Patellar tendinopathy is a common knee injury, often also known as “jumper’s knee”. It is a condition that affects the patellar tendon, causing pain and discomfort. In this blog, we will explore the causes, symptoms, and treatment options for this common overuse injury.
What is Patellar Tendinopathy?
The patellar tendon, located just below the kneecap (patella), connects the quadriceps muscles to the tibia bone in the lower leg. The tendon plays a crucial role in knee movement, especially during activities that involve jumping, running, and squatting. Patellar tendinopathy is a degenerative condition that occurs when the patellar tendon becomes irritated, inflamed and damaged due to repeated stress and overuse. It is most commonly seen in athletes who participate in sports that involve repetitive jumping and explosive movements, such as basketball, volleyball and track and field athletic events.
Causes of Patellar Tendinopathy
Patellar tendinopathy typically develops over time due to repetitive stress on the tendon. Some common causes include:
- Overuse: Repeated and excessive stress on the patellar tendon without adequate rest and recovery can lead to microtrauma and breakdown of the tendon fibres.
- Improper Technique: Incorrect biomechanics or poor form during sports activities can increase the strain on the patellar tendon, contributing to its degeneration.
- Muscle imbalances: Weakness or imbalance in the muscles around the knee, especially the quadriceps and hamstrings, can affect the load distribution on the patellar tendon.
- Training Errors: Rapid increases in training intensity, frequency, or duration without proper progression can overwhelm the tendon’s ability to adapt.
- Age and Genetics: Older individuals and those with a family history of tendon-related issues may be more susceptible to developing patellar tendinopathy.
Symptoms of Patellar Tendinopathy
The main presentation of patellar tendinopathy is localized pain at the front of the knee, just below the patella. The pain tends to worsen during activities that load the tendon, such as jumping, squatting, or climbing stairs. Other symptoms may include:
- Stiffness: The knee may feel stiff and uncomfortable, especially after periods of rest.
- Swelling: In some cases, there might be mild swelling around the patellar tendon area.
- Pain with pressure: Pressing on the patellar tendon may elicit pain and discomfort.
Treatment and Management
Patellar tendinopathy is a condition that requires careful management to promote healing and prevent further damage. Here are some approaches that can be effective:
- Rest and Activity Modifications: Giving the tendon sufficient time to heal by avoiding activities that exacerbate the pain is crucial. This may involve modifying or reducing the intensity of training.
- Physiotherapy: A physiotherapist can create an individualised exercises programme to address muscle imbalances, improve biomechanics, and gradually strengthen the patellar tendon.
- Eccentric Exercises: Eccentric exercises involve lengthening the tendon under load.

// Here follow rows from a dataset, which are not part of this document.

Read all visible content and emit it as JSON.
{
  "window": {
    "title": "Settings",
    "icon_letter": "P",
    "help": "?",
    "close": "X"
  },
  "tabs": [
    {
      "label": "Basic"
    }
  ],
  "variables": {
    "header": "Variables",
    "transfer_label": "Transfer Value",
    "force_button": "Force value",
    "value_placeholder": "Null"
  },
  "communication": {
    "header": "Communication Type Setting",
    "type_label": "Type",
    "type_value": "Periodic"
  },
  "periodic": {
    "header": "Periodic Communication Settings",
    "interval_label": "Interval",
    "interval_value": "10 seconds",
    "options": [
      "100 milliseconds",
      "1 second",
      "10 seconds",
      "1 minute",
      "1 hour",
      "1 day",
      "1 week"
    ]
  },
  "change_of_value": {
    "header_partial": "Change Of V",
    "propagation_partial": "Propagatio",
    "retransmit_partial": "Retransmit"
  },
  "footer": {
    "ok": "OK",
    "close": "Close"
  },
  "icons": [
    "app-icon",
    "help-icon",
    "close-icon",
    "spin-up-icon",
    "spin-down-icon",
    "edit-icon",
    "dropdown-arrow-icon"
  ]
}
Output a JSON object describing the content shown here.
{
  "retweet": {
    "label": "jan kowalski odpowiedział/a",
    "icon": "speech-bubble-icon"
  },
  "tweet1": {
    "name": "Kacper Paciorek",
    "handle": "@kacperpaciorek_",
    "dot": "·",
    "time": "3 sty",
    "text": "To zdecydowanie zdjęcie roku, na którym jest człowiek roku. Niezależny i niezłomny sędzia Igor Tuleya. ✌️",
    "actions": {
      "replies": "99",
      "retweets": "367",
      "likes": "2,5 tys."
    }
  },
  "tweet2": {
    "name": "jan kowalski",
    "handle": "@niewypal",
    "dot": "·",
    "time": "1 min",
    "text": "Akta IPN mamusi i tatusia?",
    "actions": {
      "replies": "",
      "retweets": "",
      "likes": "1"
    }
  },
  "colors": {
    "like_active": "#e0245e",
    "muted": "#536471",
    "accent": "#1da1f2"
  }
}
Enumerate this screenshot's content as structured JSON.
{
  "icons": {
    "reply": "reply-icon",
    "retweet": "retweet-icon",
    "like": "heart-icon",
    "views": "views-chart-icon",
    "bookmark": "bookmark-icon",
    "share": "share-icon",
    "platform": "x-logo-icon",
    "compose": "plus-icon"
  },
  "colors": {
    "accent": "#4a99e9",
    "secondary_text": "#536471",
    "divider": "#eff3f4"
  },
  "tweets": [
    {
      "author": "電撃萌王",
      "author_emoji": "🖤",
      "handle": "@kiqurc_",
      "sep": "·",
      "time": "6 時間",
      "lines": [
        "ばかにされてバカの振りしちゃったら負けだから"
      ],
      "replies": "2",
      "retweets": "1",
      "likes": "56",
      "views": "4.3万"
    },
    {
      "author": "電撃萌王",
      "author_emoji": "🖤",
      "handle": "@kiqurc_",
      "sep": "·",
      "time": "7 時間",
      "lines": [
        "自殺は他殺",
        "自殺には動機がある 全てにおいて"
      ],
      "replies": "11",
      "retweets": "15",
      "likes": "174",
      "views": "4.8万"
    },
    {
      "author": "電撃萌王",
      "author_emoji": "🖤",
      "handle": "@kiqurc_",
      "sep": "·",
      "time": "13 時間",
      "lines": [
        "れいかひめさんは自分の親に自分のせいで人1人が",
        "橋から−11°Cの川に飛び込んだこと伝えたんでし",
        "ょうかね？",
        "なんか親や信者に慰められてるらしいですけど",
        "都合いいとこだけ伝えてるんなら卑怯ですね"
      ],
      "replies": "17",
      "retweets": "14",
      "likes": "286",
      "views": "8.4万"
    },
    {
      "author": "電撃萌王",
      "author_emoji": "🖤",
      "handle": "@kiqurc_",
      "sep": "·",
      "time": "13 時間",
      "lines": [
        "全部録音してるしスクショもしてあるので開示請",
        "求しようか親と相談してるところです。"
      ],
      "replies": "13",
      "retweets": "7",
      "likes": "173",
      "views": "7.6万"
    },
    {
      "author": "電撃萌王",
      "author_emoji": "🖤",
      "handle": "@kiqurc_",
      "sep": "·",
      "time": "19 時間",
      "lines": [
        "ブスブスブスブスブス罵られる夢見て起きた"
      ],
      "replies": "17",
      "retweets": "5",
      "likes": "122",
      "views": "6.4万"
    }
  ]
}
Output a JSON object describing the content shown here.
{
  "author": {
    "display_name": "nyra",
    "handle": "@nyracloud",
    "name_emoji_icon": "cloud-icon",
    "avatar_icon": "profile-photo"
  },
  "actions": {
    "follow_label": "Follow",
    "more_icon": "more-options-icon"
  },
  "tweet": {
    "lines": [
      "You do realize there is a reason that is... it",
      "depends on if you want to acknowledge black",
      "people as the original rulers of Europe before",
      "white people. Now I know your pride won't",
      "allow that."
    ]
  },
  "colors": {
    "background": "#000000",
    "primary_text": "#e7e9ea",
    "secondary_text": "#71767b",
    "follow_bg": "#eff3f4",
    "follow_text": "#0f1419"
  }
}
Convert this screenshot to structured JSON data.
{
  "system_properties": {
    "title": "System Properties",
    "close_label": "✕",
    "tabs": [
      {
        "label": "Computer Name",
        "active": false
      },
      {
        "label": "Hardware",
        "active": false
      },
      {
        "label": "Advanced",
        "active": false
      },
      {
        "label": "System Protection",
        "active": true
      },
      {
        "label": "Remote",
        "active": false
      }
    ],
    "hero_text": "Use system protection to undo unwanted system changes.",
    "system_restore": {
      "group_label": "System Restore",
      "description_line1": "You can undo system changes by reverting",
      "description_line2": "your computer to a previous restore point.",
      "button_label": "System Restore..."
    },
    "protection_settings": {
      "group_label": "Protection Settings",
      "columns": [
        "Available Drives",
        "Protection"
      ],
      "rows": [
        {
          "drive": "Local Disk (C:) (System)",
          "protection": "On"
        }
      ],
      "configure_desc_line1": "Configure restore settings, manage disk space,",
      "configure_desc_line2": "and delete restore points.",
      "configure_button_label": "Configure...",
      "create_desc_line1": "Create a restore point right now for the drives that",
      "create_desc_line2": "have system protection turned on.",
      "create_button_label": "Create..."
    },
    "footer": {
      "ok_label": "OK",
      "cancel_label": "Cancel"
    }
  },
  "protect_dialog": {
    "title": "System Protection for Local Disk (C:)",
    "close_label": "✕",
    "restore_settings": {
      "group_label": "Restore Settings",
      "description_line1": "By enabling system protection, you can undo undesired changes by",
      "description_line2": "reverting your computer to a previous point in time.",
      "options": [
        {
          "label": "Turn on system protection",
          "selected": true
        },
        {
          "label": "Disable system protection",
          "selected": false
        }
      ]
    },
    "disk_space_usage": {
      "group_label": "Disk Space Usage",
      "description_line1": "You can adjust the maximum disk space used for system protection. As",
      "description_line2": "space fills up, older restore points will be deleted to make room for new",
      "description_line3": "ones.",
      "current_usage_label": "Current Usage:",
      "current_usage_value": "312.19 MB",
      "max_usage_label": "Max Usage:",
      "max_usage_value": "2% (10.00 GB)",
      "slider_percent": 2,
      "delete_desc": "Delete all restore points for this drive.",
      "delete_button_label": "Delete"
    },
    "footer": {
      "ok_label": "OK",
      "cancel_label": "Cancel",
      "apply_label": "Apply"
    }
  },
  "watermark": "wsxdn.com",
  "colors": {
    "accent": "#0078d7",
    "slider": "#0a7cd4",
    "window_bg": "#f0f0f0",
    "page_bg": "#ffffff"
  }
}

These exercises can help stimulate tendon remodeling and improve its capacity to handle stress.
- Icing and Compression: Applying ice and using compression techniques can help reduce inflammation and manage pain.
- Medications: Over the counter pain relief and anti-inflammatory medications can help manage pain and discomfort.
- Biomechanical Assessment: Evaluating and correcting any biomechanical issues or improper techniques that may contribute to the condition can aid in recovery.
- Injections: In some cases, corticosteroid injections may be considered to alleviate pain and promote healing.
- Surgery: Surgical intervention is generally considered only when conservative treatments have failed. Surgical procedures may involve removing damaged tissue or making small incisions to stimulate healing.
Patellar tendinopathy is a common overuse injury that can affect individuals who engage in repetitive activities that stress the patellar tendon. Recognising the causes, symptoms and appropriate treatment options are essential for managing the condition effectively. By following a structured rehabilitation plan, seeking professional guidance and allowing sufficient time for healing, individuals can often return to their active lifestyles with reduced pain and improved function.
It is good to remember that prevention is key. Proper training techniques, gradual progression, and adequate rest can go a long way in minimizing the risk of developing patellar tendinopathy.